Directions:
Write only how many lines in this data include "французской".

--

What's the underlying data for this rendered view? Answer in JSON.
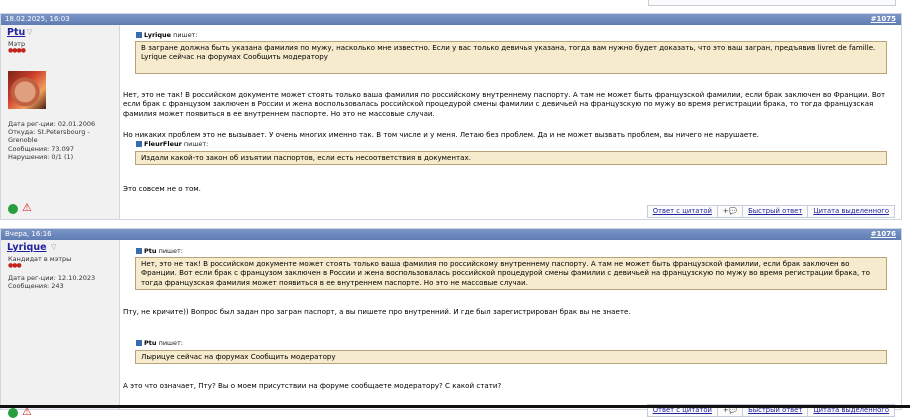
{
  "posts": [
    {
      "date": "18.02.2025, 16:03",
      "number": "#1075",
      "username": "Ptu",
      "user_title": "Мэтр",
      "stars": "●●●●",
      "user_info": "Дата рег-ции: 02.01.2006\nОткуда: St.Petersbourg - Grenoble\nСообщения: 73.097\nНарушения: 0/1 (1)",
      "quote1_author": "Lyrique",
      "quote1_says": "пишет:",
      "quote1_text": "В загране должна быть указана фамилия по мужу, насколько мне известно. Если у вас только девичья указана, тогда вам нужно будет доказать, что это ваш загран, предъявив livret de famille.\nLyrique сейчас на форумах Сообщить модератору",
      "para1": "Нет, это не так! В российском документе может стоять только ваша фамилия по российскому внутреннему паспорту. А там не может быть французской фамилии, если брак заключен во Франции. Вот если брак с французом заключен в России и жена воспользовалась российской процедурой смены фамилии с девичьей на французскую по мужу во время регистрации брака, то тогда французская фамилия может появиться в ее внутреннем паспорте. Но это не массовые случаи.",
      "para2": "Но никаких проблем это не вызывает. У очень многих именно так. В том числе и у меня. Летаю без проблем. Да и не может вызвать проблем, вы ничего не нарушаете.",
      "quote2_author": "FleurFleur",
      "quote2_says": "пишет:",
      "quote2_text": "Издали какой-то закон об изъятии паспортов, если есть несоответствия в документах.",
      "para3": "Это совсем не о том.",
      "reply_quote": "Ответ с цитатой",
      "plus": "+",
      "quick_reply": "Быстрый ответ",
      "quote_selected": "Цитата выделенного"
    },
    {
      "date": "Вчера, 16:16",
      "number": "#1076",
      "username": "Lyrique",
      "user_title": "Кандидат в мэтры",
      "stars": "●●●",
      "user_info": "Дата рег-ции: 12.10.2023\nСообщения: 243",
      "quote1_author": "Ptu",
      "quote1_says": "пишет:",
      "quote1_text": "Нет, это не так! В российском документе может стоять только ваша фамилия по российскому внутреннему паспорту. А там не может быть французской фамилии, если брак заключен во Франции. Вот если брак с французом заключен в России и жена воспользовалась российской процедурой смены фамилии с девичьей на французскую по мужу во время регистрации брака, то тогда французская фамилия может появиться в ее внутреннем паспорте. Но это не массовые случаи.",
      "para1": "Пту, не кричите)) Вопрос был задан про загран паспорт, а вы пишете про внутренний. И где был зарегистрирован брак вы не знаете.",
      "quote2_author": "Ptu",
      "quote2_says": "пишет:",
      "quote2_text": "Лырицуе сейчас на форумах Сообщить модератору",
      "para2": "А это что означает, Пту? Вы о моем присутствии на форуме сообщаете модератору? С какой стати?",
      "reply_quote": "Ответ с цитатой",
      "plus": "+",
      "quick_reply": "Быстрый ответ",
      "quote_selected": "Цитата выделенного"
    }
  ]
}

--

Solved exercise:
2